When mixing batter for a cake you want a silky, fluffy consistency. To achieve this result, as we mentioned previously, your ingredients must be at room temperature in order to mix properly. When you under mix you’ll be left with ingredients sitting at the end and the sides of the bowl, and a lumpy texture; when you over mix the batter becomes too runny and thin. You want to get it just right for a good end result.


7. Size matters

When baking certain recipes like cupcakes and cookies you want them all to be the same size - you don't want to have one large cookie and 11 tiny ones, unless the large is for yourself! The best at-home trick for avoiding this is to use an ice-cream scoop to scoop out the batter evenly so that you avoid any uneven proportions. Many professional chefs weigh each ball of cookie dough to ensure even cookies, so you could also opt for this method.

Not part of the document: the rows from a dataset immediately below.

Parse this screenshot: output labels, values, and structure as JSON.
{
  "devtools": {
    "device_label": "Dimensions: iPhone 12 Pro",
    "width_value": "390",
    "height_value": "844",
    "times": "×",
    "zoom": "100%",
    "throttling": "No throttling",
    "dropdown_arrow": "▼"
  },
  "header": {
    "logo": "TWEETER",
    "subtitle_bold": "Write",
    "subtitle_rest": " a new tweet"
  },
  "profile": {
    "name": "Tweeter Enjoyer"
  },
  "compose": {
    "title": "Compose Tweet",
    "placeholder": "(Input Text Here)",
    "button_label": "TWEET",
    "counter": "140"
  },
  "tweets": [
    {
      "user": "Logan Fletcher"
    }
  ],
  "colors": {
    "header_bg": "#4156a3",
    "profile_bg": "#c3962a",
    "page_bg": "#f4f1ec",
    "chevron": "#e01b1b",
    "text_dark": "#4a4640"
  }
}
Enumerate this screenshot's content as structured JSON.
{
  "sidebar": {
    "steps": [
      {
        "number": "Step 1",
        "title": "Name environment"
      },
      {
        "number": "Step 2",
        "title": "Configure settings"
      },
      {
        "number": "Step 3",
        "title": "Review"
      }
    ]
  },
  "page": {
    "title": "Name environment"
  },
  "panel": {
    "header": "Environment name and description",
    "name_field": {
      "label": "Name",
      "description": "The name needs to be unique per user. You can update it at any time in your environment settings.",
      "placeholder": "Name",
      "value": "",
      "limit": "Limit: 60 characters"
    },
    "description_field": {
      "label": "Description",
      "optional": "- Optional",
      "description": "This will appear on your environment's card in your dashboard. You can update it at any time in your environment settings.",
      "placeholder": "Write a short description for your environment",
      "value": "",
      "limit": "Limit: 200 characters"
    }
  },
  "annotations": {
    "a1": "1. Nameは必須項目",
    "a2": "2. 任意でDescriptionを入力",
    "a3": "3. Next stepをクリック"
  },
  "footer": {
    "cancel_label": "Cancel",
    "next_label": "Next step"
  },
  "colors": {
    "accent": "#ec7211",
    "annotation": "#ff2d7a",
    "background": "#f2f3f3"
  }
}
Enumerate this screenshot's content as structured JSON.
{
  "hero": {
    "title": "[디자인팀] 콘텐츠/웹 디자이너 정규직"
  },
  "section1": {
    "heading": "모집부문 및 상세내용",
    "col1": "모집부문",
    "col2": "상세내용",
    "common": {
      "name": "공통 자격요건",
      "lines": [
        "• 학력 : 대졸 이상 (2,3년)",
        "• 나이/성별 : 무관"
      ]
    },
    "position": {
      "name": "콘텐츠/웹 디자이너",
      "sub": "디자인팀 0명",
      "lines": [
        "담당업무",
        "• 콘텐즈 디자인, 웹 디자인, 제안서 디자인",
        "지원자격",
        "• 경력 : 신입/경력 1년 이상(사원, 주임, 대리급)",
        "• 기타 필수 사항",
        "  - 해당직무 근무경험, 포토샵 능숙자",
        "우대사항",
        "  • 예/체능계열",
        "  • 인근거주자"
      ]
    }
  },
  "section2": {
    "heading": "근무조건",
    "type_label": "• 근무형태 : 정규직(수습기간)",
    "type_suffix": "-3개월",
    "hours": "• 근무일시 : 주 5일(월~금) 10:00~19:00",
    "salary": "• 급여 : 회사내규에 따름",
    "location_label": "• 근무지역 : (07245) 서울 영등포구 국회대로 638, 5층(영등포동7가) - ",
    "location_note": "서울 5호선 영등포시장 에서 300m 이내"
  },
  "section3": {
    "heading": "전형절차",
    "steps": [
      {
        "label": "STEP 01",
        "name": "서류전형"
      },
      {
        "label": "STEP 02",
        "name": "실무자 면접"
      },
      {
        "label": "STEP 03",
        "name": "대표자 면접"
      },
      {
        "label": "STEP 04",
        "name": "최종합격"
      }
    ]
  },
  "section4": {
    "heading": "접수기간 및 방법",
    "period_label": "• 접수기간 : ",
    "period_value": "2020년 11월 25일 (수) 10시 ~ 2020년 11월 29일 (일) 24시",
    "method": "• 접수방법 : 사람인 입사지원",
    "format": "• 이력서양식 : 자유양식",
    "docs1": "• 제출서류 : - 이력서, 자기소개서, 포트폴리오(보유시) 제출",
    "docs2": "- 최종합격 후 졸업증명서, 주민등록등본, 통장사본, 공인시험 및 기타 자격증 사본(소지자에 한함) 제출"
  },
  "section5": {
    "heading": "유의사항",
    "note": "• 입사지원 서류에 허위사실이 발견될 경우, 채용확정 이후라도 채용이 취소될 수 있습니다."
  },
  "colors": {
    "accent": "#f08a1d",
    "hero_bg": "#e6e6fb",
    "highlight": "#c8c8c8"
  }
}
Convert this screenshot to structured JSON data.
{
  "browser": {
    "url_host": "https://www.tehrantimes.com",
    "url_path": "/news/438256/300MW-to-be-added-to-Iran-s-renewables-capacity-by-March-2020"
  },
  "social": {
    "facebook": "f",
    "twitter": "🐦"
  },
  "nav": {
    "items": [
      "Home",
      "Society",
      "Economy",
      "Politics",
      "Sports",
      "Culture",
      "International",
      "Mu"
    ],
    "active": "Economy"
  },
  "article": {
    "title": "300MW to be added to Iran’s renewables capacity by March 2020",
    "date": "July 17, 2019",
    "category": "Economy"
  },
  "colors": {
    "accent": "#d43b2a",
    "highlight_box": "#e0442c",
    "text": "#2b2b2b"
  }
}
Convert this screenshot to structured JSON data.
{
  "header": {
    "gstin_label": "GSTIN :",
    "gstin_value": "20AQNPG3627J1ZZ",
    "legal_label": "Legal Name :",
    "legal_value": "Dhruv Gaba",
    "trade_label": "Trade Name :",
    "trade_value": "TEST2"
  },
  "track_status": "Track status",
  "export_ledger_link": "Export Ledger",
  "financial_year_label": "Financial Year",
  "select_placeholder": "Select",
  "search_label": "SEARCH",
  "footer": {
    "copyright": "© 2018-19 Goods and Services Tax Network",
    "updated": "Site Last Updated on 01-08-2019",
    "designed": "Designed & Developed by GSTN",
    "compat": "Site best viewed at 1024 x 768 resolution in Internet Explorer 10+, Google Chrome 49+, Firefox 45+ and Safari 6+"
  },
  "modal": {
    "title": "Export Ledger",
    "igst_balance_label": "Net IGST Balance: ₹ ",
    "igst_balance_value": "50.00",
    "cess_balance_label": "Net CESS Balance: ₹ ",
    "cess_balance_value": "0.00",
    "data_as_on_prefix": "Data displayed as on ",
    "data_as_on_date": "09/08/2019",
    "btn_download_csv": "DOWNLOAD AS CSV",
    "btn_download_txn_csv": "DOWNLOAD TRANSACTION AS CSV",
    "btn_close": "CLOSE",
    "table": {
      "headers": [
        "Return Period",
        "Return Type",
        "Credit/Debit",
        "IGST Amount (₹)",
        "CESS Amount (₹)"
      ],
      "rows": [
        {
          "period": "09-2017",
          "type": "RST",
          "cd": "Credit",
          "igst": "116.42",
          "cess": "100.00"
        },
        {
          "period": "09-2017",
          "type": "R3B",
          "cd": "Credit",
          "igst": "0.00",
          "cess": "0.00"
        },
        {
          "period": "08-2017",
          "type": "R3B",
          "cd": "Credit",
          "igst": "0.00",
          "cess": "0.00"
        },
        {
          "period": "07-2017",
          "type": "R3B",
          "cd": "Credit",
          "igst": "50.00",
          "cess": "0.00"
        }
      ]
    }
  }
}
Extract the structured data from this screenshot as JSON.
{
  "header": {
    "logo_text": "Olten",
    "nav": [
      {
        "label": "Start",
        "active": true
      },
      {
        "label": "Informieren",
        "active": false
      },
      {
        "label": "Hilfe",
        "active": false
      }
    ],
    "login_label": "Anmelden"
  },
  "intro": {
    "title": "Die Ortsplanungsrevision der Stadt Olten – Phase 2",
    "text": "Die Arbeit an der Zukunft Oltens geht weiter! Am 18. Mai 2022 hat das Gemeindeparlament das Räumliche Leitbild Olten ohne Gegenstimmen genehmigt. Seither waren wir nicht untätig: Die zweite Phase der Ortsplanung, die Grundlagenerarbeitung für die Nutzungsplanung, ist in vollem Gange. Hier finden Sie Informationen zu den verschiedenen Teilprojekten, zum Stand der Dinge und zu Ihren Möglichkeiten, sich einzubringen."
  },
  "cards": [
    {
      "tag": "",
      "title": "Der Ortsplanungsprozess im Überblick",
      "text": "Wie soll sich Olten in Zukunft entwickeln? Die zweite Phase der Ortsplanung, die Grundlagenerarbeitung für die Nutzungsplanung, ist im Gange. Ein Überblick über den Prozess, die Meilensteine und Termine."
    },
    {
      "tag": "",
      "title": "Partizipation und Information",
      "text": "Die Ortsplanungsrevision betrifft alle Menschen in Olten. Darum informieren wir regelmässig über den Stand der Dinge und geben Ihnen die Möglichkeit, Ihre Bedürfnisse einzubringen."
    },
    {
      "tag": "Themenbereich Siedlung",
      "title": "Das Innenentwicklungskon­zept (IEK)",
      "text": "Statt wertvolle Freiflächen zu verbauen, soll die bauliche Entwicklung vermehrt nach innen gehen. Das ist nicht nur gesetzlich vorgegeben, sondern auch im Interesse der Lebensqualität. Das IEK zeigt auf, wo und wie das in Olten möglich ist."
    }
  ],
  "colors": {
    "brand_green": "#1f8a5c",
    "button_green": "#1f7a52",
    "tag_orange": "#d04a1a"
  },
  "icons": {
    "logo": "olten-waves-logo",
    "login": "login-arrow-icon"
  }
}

8. Fight the urge!

Baking is serious business, so don’t go playing 'peek-a-boo' with the oven door, constantly checking your bake. Every time you open the door, you let cool air in which results in uneven baking. Don’t ruin all your hard work so close to the finish line.

9. Clean as you go

Having a messy workspace can be a nightmare when baking: similar-looking ingredients can become mixed up, spills can easily occur and you can be left with little space to work with. Make sure you start with a clean counter and with all of your ingredients ready to go, then clean as you go as well, putting reusable spoons into a cup and having a waste bowl at the ready. Clean down your workspace when you're done with a bowl full of hot soapy water before sanitising.

10. Don’t sweat it

Once your cake is done, take it out of the oven and remove it from the tin as soon as possible, between 10-30 minutes after it leaves the oven. By leaving the cake in the tin, it can start to sweat and get soggy. Place the cake on a cooling tray to air it out and cool it down, but be careful not to burn yourself.

READ MORE: How to cook the perfect Eggs Benedict, according to Neven Maguire